It’s been about a year since Infiniti’s new boss Johan de Nysschen decided to change the names on all Infiniti models and restructure the lineup. (Now that that’s happen, Nysschen has jumped ship and moved to another luxury brand but the new model names remain.)
While we think it was probably a good idea, although we’re still a little uncertain as to which is which and that has become even more confusing as further new models are introduced. We are sure a year or two from now it will all make sense, but for now we’re still in an area of dawn that requires us to use lights, or in this case we occasionally have to take a quick peak at the Infiniti web site to make sure we know which model is which.
The Infiniti QX60 is comparable in size and price to other premium crossovers including the Acura MDX, Audi Q7 and Volvo XC90, but the interior design gives in nearly as much space as Infiniti’s largest SUV the QX80.
The QX60 gets high marks for styling with its distinctive long sleek look with large smooth wheel flares and strong character lines. The modified Infiniti family grille visually attaches to the “A” pillars through strong creases in the hood and the notched “D” pillar add to the fresh distinctive look that sets it apart from competitors.
Inside the space is attractive, well executed and functional, plus it can actually hold seven people. Standard equipment includes posh leather seating and a full range of power equipment including the rear liftgate. The second and third row seating folds flat to accommodate up to 76.5 cubic feet of cargo – that’s a lot of recreational equipment or shopping treasures. In addition, the second row seats have 5.5-inches of travel, so you can adjust for passengers or cargo as needed. The interior is beautiful, but we discovered one problem when the sun gets in an overhead position – as the sun hits the center stack the chrome and shiny wood surface reflects right in the driver’s eyes on accession.

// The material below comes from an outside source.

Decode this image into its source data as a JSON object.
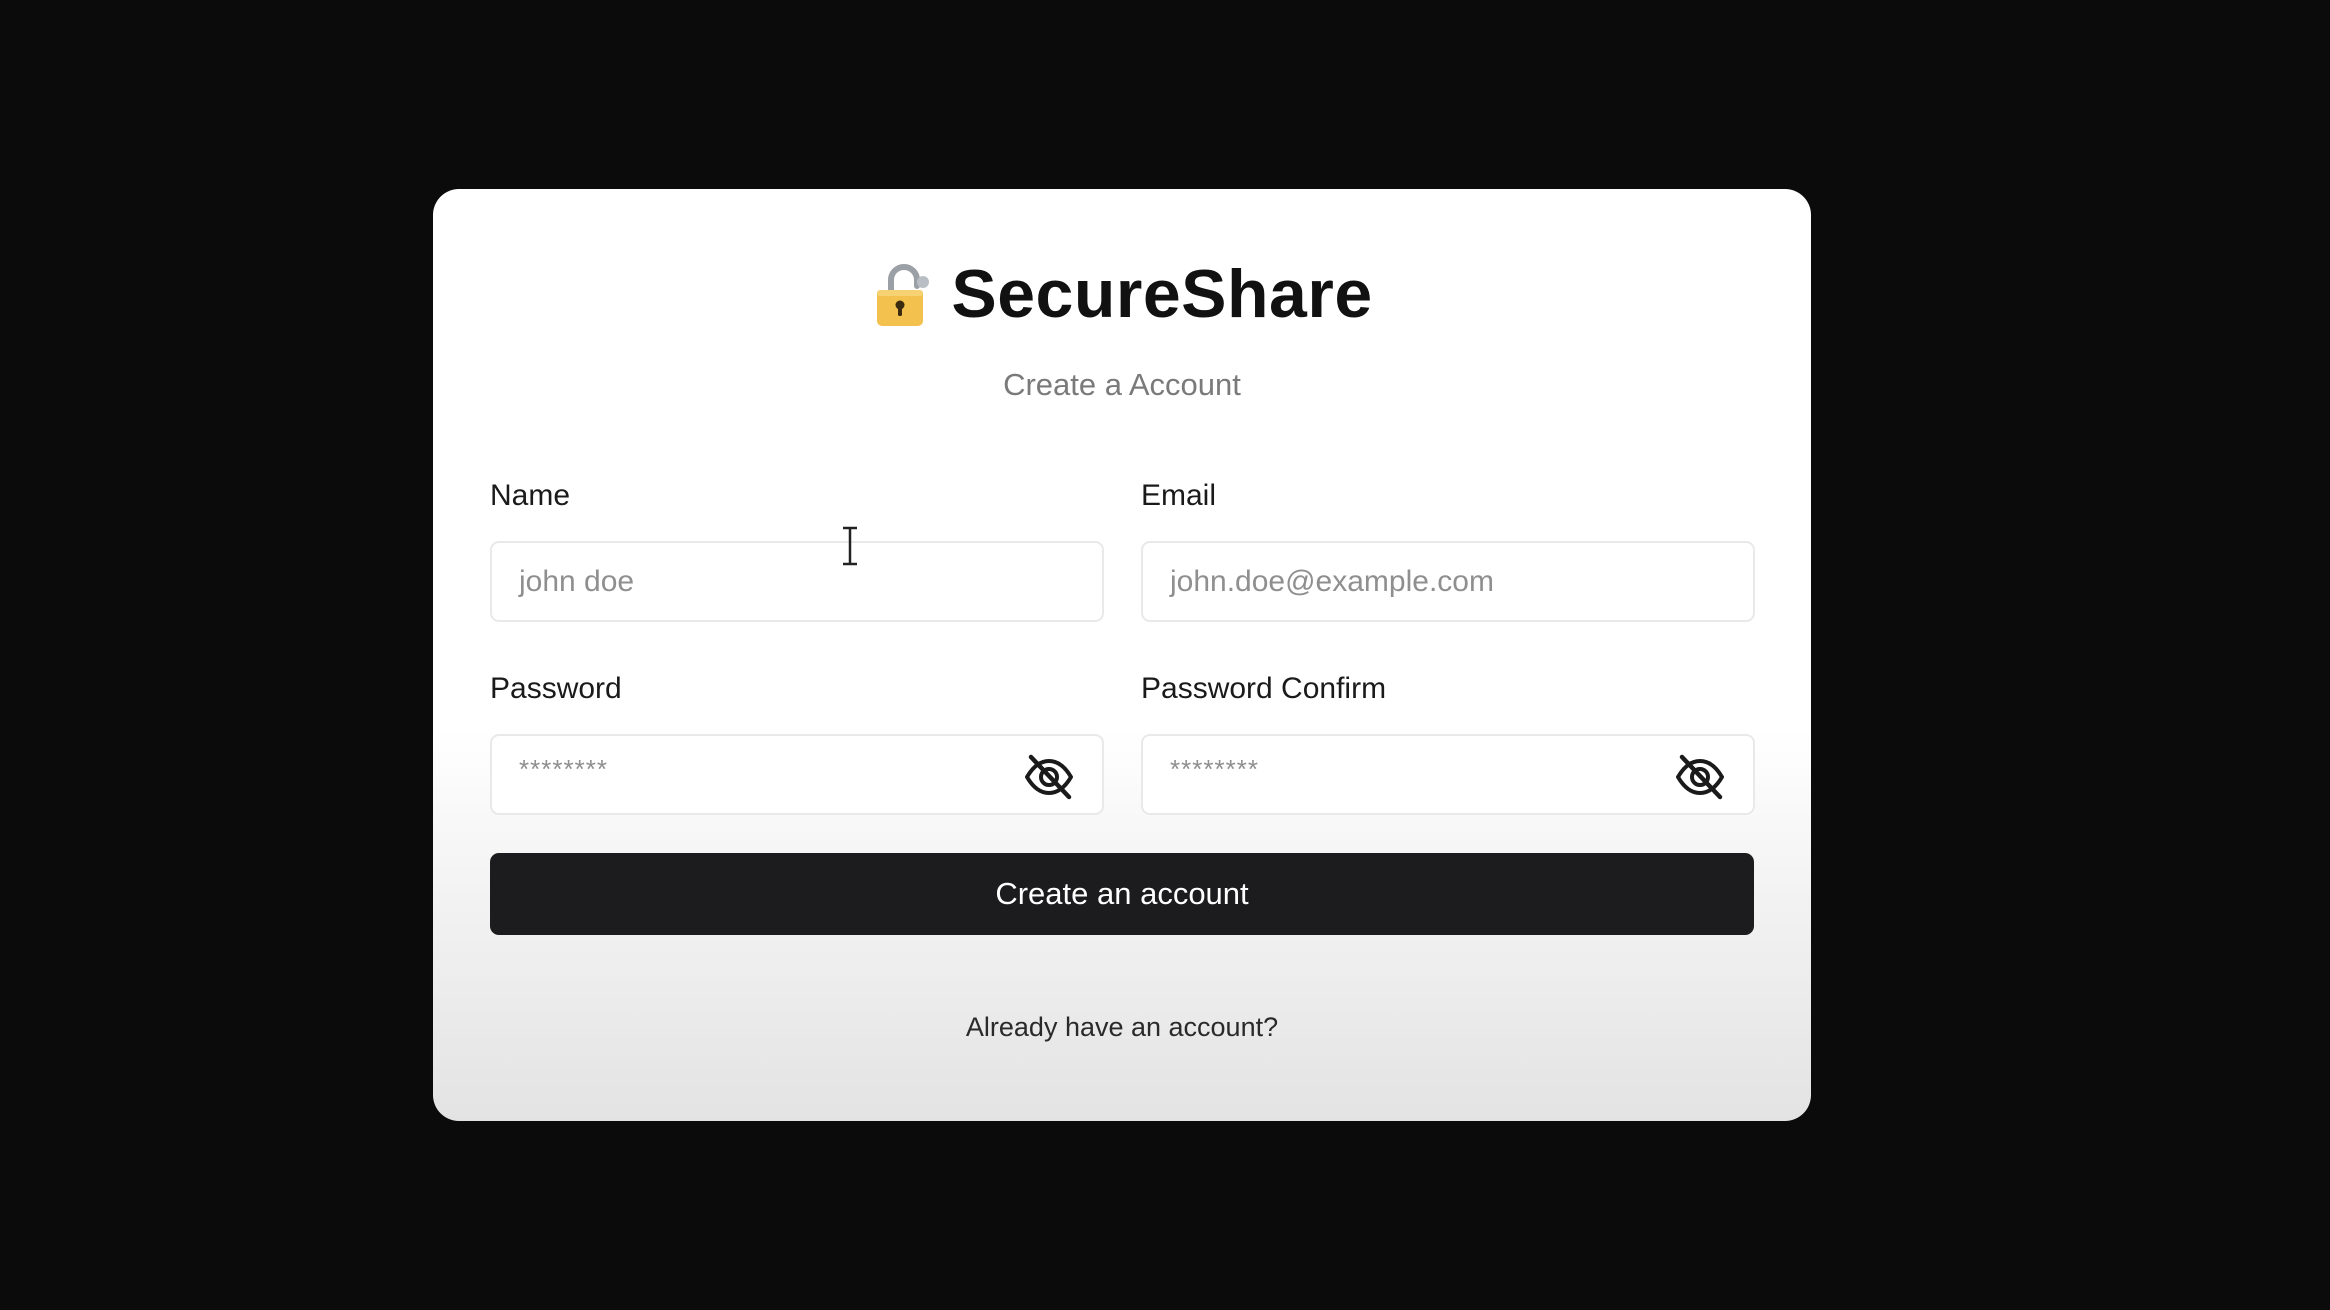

Rather than using the venerable Infiniti V-6 engine, the hybrid has a 230-hp supercharged 2.5-liter four-cylinder engine paired with 15kw electric motor together producing 250 horsepower (that’s only 15 horsepower fewer than the V-6 model). The pair drives the QX60h through a Continuously Variable Transmission providing power to the front wheels or all four wheels on all-wheel drive models. Plus the transmission does have a manual shift mode for drivers who want a little more control.
The Infiniti Direct Response Hybrid® system uses a compact Lithium-ion battery and electric motor to provide supplementary power through its one-motor/two-clutch system. The efficient drivetrain has an EPA rating of 25 mpg city, 28 mpg highway and 26 mpg combined, which Infiniti claims is the best-in-class combined fuel economy. As a contrast, the V-6 powered QX50 is rated at 20 mpg city and 26 mpg highway. What’s interesting about this Infiniti Hybrid is that it only cost $3,000 more than the gas-only version. Unlike some other hybrids, however, this one’s smaller battery does not support electric-only motoring other than when coasting.

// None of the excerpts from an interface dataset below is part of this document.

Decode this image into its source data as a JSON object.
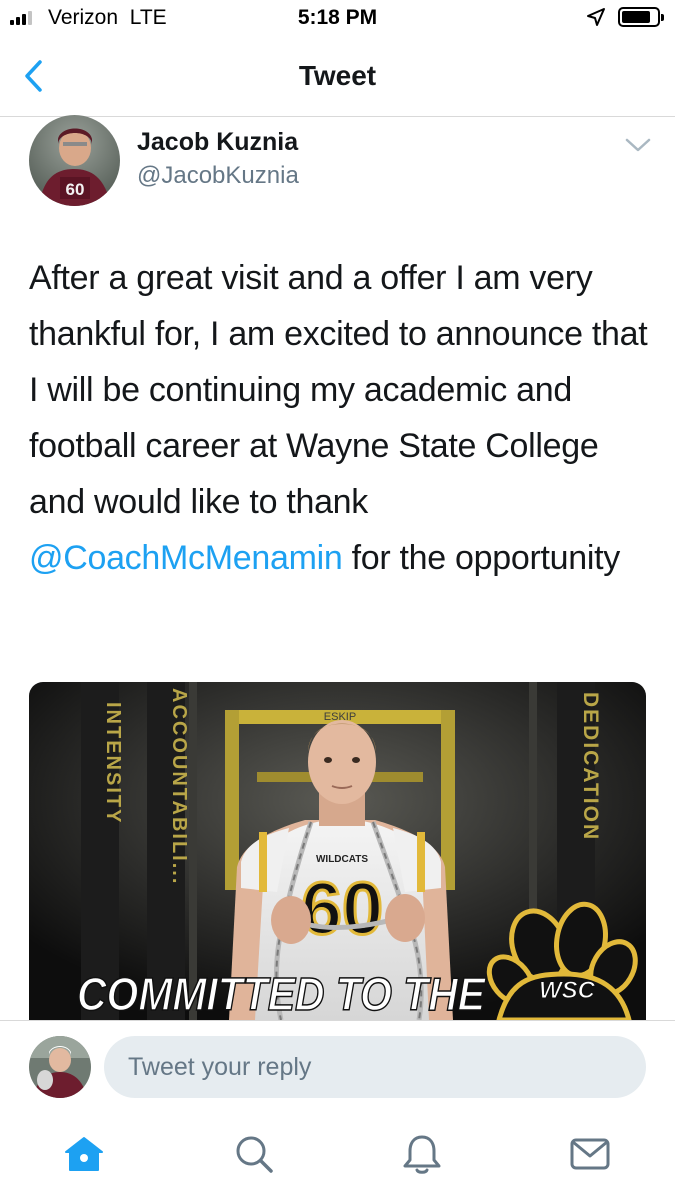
{
  "status_bar": {
    "carrier": "Verizon",
    "network": "LTE",
    "time": "5:18 PM"
  },
  "nav": {
    "title": "Tweet",
    "back_icon": "chevron-left-icon"
  },
  "tweet": {
    "author_name": "Jacob Kuznia",
    "author_handle": "@JacobKuznia",
    "text_before": "After a great visit and a offer I am very thankful for, I am excited to announce that I will be continuing my academic and football career at Wayne State College and would like to thank ",
    "mention": "@CoachMcMenamin",
    "text_after": " for the opportunity",
    "media": {
      "banner_left_1": "INTENSITY",
      "banner_left_2": "ACCOUNTABILI...",
      "banner_right": "DEDICATION",
      "jersey_team": "WILDCATS",
      "jersey_number": "60",
      "headline": "COMMITTED TO THE",
      "logo_text": "WSC",
      "rack_text": "ESKIP"
    }
  },
  "reply": {
    "placeholder": "Tweet your reply"
  },
  "tabs": [
    {
      "name": "home-icon",
      "active": true
    },
    {
      "name": "search-icon",
      "active": false
    },
    {
      "name": "notifications-icon",
      "active": false
    },
    {
      "name": "messages-icon",
      "active": false
    }
  ],
  "colors": {
    "accent": "#1da1f2",
    "text": "#14171a",
    "secondary": "#657786",
    "input_bg": "#e6ecf0"
  }
}
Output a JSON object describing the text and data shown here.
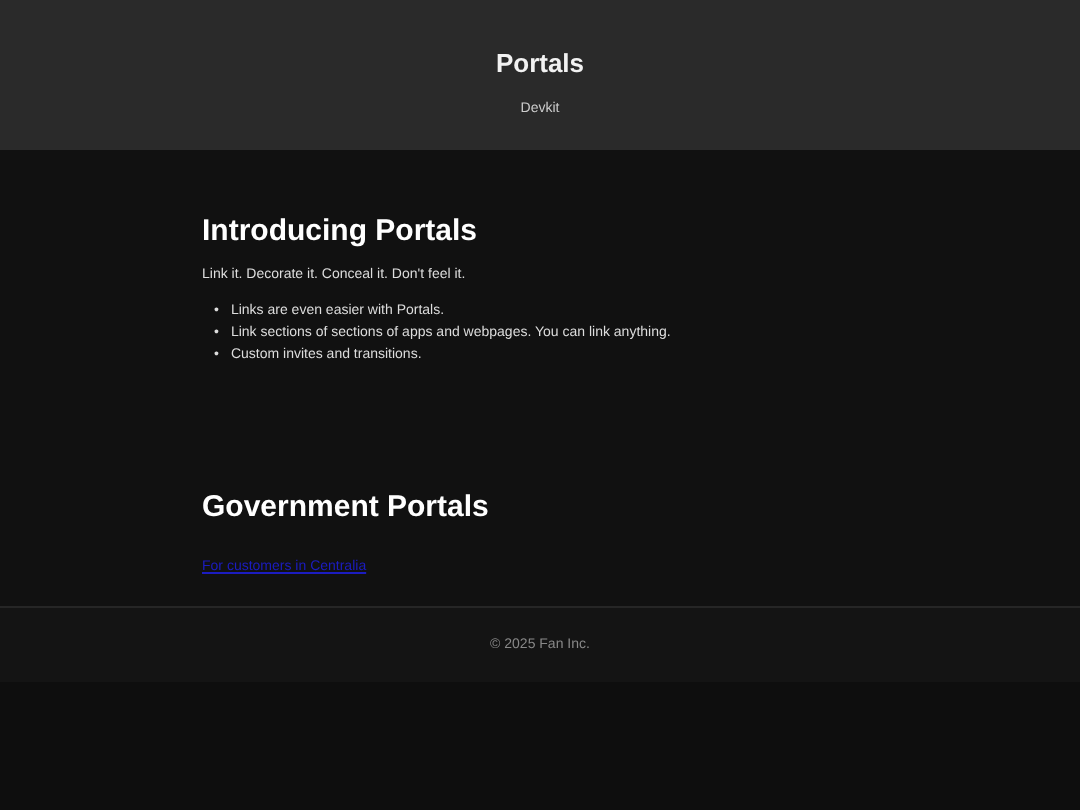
{
  "header": {
    "title": "Portals",
    "subtitle": "Devkit"
  },
  "sections": [
    {
      "heading": "Introducing Portals",
      "paragraph": "Link it. Decorate it. Conceal it. Don't feel it.",
      "bullets": [
        {
          "marker": "•",
          "text": "Links are even easier with Portals."
        },
        {
          "marker": "•",
          "text": "Link sections of sections of apps and webpages. You can link anything."
        },
        {
          "marker": "•",
          "text": "Custom invites and transitions."
        }
      ]
    },
    {
      "heading": "Government Portals",
      "link": "For customers in Centralia"
    }
  ],
  "footer": {
    "text": "© 2025 Fan Inc."
  }
}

The 2014 Infiniti QX60 Hybrid, drives much like the last JX35 we drove, and that’s a good thing. The ride is very smooth and quiet, handling is like a large sedan with a little lean on the corners and the steering is slightly muted. But overall it’s a very pleasant driving experience, and about what we expect from a seven-passenger crossover.
The Infiniti Connections and Connection Plus system in the QX60 contains a grouping of telematics services and Personal Assistance that provides 24-hour access to a team of live professional assistants. They include features like Automatic Crash Notification, Emergency Call, Enhanced Roadside Assistance, stolen vehicle reporting, remote door lock and unlock, alarm notification, Maintenance Alert, Schedule Maintenance Notification. It also has Google My Schedule collaboration which is like having a spouse constantly reminding you of those things that need to be done.

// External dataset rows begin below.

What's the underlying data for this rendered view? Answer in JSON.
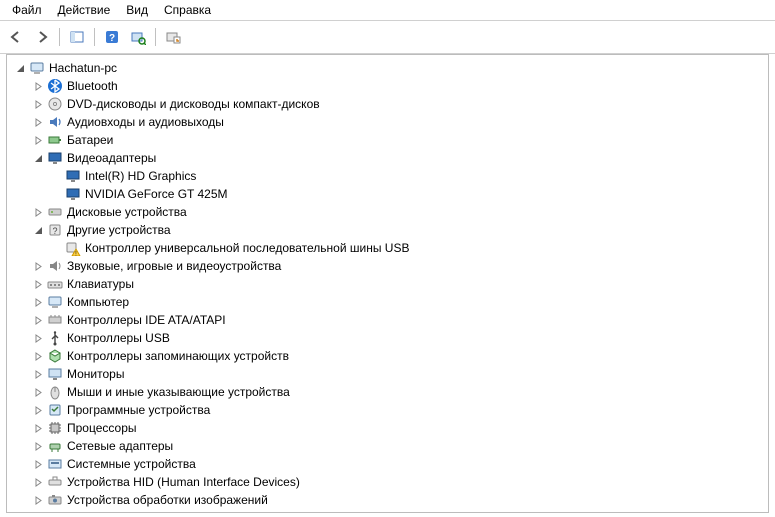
{
  "menu": {
    "file": "Файл",
    "action": "Действие",
    "view": "Вид",
    "help": "Справка"
  },
  "toolbar": {
    "back": "back",
    "forward": "forward",
    "show_hide_tree": "show-hide-tree",
    "help": "help",
    "scan": "scan-hardware",
    "properties": "properties"
  },
  "tree": [
    {
      "id": "root",
      "depth": 0,
      "expander": "open",
      "icon": "computer",
      "label": "Hachatun-pc"
    },
    {
      "id": "bluetooth",
      "depth": 1,
      "expander": "closed",
      "icon": "bluetooth",
      "label": "Bluetooth"
    },
    {
      "id": "dvd",
      "depth": 1,
      "expander": "closed",
      "icon": "disc",
      "label": "DVD-дисководы и дисководы компакт-дисков"
    },
    {
      "id": "audio",
      "depth": 1,
      "expander": "closed",
      "icon": "audio",
      "label": "Аудиовходы и аудиовыходы"
    },
    {
      "id": "battery",
      "depth": 1,
      "expander": "closed",
      "icon": "battery",
      "label": "Батареи"
    },
    {
      "id": "display",
      "depth": 1,
      "expander": "open",
      "icon": "display",
      "label": "Видеоадаптеры"
    },
    {
      "id": "intel",
      "depth": 2,
      "expander": "none",
      "icon": "display",
      "label": "Intel(R) HD Graphics"
    },
    {
      "id": "nvidia",
      "depth": 2,
      "expander": "none",
      "icon": "display",
      "label": "NVIDIA GeForce GT 425M"
    },
    {
      "id": "disk",
      "depth": 1,
      "expander": "closed",
      "icon": "disk",
      "label": "Дисковые устройства"
    },
    {
      "id": "other",
      "depth": 1,
      "expander": "open",
      "icon": "other",
      "label": "Другие устройства"
    },
    {
      "id": "usbctrl",
      "depth": 2,
      "expander": "none",
      "icon": "warning",
      "label": "Контроллер универсальной последовательной шины USB"
    },
    {
      "id": "sound",
      "depth": 1,
      "expander": "closed",
      "icon": "sound",
      "label": "Звуковые, игровые и видеоустройства"
    },
    {
      "id": "keyboard",
      "depth": 1,
      "expander": "closed",
      "icon": "keyboard",
      "label": "Клавиатуры"
    },
    {
      "id": "computer",
      "depth": 1,
      "expander": "closed",
      "icon": "computer-sm",
      "label": "Компьютер"
    },
    {
      "id": "ide",
      "depth": 1,
      "expander": "closed",
      "icon": "ide",
      "label": "Контроллеры IDE ATA/ATAPI"
    },
    {
      "id": "usb",
      "depth": 1,
      "expander": "closed",
      "icon": "usb",
      "label": "Контроллеры USB"
    },
    {
      "id": "storage",
      "depth": 1,
      "expander": "closed",
      "icon": "storage",
      "label": "Контроллеры запоминающих устройств"
    },
    {
      "id": "monitor",
      "depth": 1,
      "expander": "closed",
      "icon": "monitor",
      "label": "Мониторы"
    },
    {
      "id": "mouse",
      "depth": 1,
      "expander": "closed",
      "icon": "mouse",
      "label": "Мыши и иные указывающие устройства"
    },
    {
      "id": "software",
      "depth": 1,
      "expander": "closed",
      "icon": "software",
      "label": "Программные устройства"
    },
    {
      "id": "cpu",
      "depth": 1,
      "expander": "closed",
      "icon": "cpu",
      "label": "Процессоры"
    },
    {
      "id": "network",
      "depth": 1,
      "expander": "closed",
      "icon": "network",
      "label": "Сетевые адаптеры"
    },
    {
      "id": "system",
      "depth": 1,
      "expander": "closed",
      "icon": "system",
      "label": "Системные устройства"
    },
    {
      "id": "hid",
      "depth": 1,
      "expander": "closed",
      "icon": "hid",
      "label": "Устройства HID (Human Interface Devices)"
    },
    {
      "id": "imaging",
      "depth": 1,
      "expander": "closed",
      "icon": "imaging",
      "label": "Устройства обработки изображений"
    }
  ]
}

Safety and driver assist features include Around View™ Monitor with Moving Object Detection; Lane Departure Warning and Lane Departure Prevention; Blind Spot Intervention™ system; Intelligent Cruise Control (Full-Speed Range); Distance Control Assist; Intelligent Brake Assist with Forward Collision Warning and Active Trace Control.
Another neat feature for parents with teen drivers is Drive Zone/Speed Alert, which can be used to establish boundaries to monitor where and what young drivers are doing. It can even play snitch by sending a text, e-mail or make a phone call to the parent when the teen driver has broken the rules. It sounds devious, but it could save the life of someone you love.
One other important piece of available technology that comes with the Technology Package is the Backup Collision Intervention system that detects vehicles approaching from either side when you back up. If the system sees a vehicle is moving into your path it flashes a light, makes a sound and presses back on the accelerator. If that doesn’t work, it ultimately can apply the brakes.
A gas powered QX60 has a base price of $43,095, including the destination charge. All-wheel drive adds $1,400 and you can make it a Hybrid for $3,000 more. Our test vehicle had the works, which includes roof rails, Theater Package, Deluxe Technology Package, Illuminated Kickplates and the Hybrid Premium Package which brought the bottom line all the way up to $60,789. The result was one of the most technologically equipped vehicles we’ve driven recently. You can check out all the features and learn more about the QX60 hybrid at http://www.infinitiusa.com/.